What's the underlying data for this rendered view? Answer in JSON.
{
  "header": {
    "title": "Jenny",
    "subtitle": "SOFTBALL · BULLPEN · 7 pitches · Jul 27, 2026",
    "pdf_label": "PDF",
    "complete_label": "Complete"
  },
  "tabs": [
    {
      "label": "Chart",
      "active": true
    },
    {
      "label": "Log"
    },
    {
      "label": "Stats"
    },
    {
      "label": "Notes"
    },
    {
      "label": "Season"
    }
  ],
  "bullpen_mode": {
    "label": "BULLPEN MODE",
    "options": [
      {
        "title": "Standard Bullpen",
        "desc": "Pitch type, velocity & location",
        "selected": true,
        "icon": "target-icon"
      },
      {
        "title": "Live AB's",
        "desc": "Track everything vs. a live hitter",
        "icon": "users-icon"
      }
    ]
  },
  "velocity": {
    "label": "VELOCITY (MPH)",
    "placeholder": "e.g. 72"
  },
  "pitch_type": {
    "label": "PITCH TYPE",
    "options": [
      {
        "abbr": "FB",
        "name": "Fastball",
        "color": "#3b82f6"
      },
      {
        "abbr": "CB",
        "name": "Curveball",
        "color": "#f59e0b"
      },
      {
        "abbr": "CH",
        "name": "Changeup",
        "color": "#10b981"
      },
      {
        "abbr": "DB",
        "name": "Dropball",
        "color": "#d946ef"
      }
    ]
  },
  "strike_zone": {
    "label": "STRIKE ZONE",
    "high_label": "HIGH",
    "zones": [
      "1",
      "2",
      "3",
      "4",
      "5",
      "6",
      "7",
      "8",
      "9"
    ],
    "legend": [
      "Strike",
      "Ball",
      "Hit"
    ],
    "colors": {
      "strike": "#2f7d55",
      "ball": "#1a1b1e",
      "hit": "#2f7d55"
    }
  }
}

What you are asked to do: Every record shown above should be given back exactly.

Written answer:
What's the underlying data for this rendered view? Answer in JSON.
{
  "header": {
    "title": "Jenny",
    "subtitle": "SOFTBALL · BULLPEN · 7 pitches · Jul 27, 2026",
    "pdf_label": "PDF",
    "complete_label": "Complete"
  },
  "tabs": [
    {
      "label": "Chart",
      "active": true
    },
    {
      "label": "Log"
    },
    {
      "label": "Stats"
    },
    {
      "label": "Notes"
    },
    {
      "label": "Season"
    }
  ],
  "bullpen_mode": {
    "label": "BULLPEN MODE",
    "options": [
      {
        "title": "Standard Bullpen",
        "desc": "Pitch type, velocity & location",
        "selected": true,
        "icon": "target-icon"
      },
      {
        "title": "Live AB's",
        "desc": "Track everything vs. a live hitter",
        "icon": "users-icon"
      }
    ]
  },
  "velocity": {
    "label": "VELOCITY (MPH)",
    "placeholder": "e.g. 72"
  },
  "pitch_type": {
    "label": "PITCH TYPE",
    "options": [
      {
        "abbr": "FB",
        "name": "Fastball",
        "color": "#3b82f6"
      },
      {
        "abbr": "CB",
        "name": "Curveball",
        "color": "#f59e0b"
      },
      {
        "abbr": "CH",
        "name": "Changeup",
        "color": "#10b981"
      },
      {
        "abbr": "DB",
        "name": "Dropball",
        "color": "#d946ef"
      }
    ]
  },
  "strike_zone": {
    "label": "STRIKE ZONE",
    "high_label": "HIGH",
    "zones": [
      "1",
      "2",
      "3",
      "4",
      "5",
      "6",
      "7",
      "8",
      "9"
    ],
    "legend": [
      "Strike",
      "Ball",
      "Hit"
    ],
    "colors": {
      "strike": "#2f7d55",
      "ball": "#1a1b1e",
      "hit": "#2f7d55"
    }
  }
}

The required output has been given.